Now Dragon’s Dogma is available for everything there’s no excuse for not giving it a try

0

I will say it. Dragon’s Dogma is one of the best RPGs of the previous console generation – and everyone should at least give it a try.

Obviously, I have to be clear about what I mean by that statement. Caveats abound; Dragon’s Dogma is not Skyrim. It’s not Mass Effect 2 either. In fact, in many places it’s a bit of a hokey, uneven, uncertain mess – but it’s also brilliant, brimming with strong ideas and a brave attitude.

That courage was probably needed when developing the game. Capcom knows how to make a great game, as has been proven over the past two years with the thrilling revival of Monster Hunter World and Resident Evil. But even then, a game like Dragon’s Dogma was a huge stretch. Capcom made arcade games and narrative thrillers on rails, not sprawling open worlds. Capcom hadn’t really done a major RPG since Breath of Fire sadly flew into the sunset – it always seemed like a weird anomaly.

What an anomaly, though. The game didn’t really find its feet until its expanded and improved second release, Dark Arisen, but in that aftermath there’s something really special and unique about the big-budget open RPG space.

At the heart of Dragon’s Dogma are pawns. You not only create your protagonist character, but also their pawn – an AI sidekick summoned from the ether to aid you in your adventures. You can also recruit two non-custom tokens – and these come from the internet, borrowed from other players (pre-made tokens are also available for offline players). In addition to accompanying you, your pawn can go on the Internet to join other players. As part of this process, pawns learn from their experiences – so your pawn might come back with knowledge of an enemy weakness you weren’t aware of and such. The next time you face this enemy, he will warn you.

This is just one of the unique ideas hidden in Dragon’s Dogma, a game that, at first glance, looks a bit like an Elder Scrolls book. It’s so much more, though. Ultimately, this is a game that’s more than the sum of its parts, with things like the pawn system and your ability to climb over enemies and sever parts of their twisted bodies working together to create something something unlike anything else. The feeling when the boss music swells with orchestral flair and your pawns work to help you is hard to match.

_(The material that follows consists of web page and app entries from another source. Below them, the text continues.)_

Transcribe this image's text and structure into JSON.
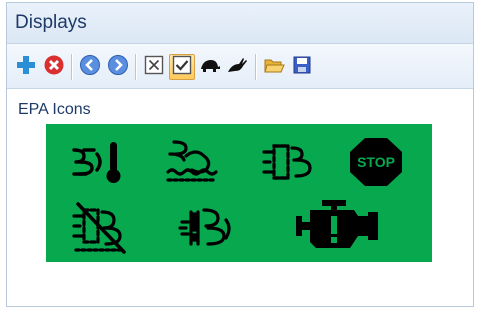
{
  "window": {
    "title": "Displays"
  },
  "toolbar": {
    "buttons": [
      {
        "name": "add-icon",
        "tooltip": ""
      },
      {
        "name": "delete-icon",
        "tooltip": ""
      },
      {
        "name": "back-icon",
        "tooltip": ""
      },
      {
        "name": "forward-icon",
        "tooltip": ""
      },
      {
        "name": "uncheck-icon",
        "tooltip": ""
      },
      {
        "name": "check-icon",
        "tooltip": ""
      },
      {
        "name": "turtle-icon",
        "tooltip": ""
      },
      {
        "name": "rabbit-icon",
        "tooltip": ""
      },
      {
        "name": "open-folder-icon",
        "tooltip": ""
      },
      {
        "name": "save-icon",
        "tooltip": ""
      }
    ]
  },
  "section": {
    "label": "EPA Icons",
    "background_color": "#08a84e",
    "icon_color": "#000000",
    "icons": [
      "exhaust-temperature-icon",
      "exhaust-regeneration-icon",
      "dpf-icon",
      "stop-icon",
      "regeneration-inhibit-icon",
      "def-warning-icon",
      "check-engine-icon"
    ],
    "stop_text": "STOP"
  }
}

Dragon’s Dogma isn’t easy to put down, especially in 2019 when, in many other ways, video games have evolved. Those who invest the time will be richly rewarded, however, with the game twisting and heading towards an ending that isn’t really an ending, somehow managing to never be engrossing and entertaining even though its framework, built by developers with little RPG experience, creaks under the weight of its formidable ambition.

As of last week, Dragon’s Dogma: Dark Arisen is now available on Nintendo Switch. That means it can now be grabbed for PC, Xbox One, PlayStation 4, and latest-gen machines. There are no more excuses. Anyone who still has a taste for a good open-world RPG should give this unique gem a shot. It’s equally at home on Switch – while performance suffers, Dragons Dogma’s easy-going approach to exploration and short but intense enemy encounters are ideal for on-the-go play.

In the meantime, I ask myself the same question as all those who have fallen under the original spell of this game: when will Dragon’s Dogma 2 be released? With director Hideaki Itsuno now done with Devil May Cry 5 and still interested in a sequel, the answer to that question is hopefully coming soon.

Leave a comment

This website uses cookies to improve your experience. We'll assume you're ok with this, but you can opt-out if you wish. Accept Read More

buy generic cialis online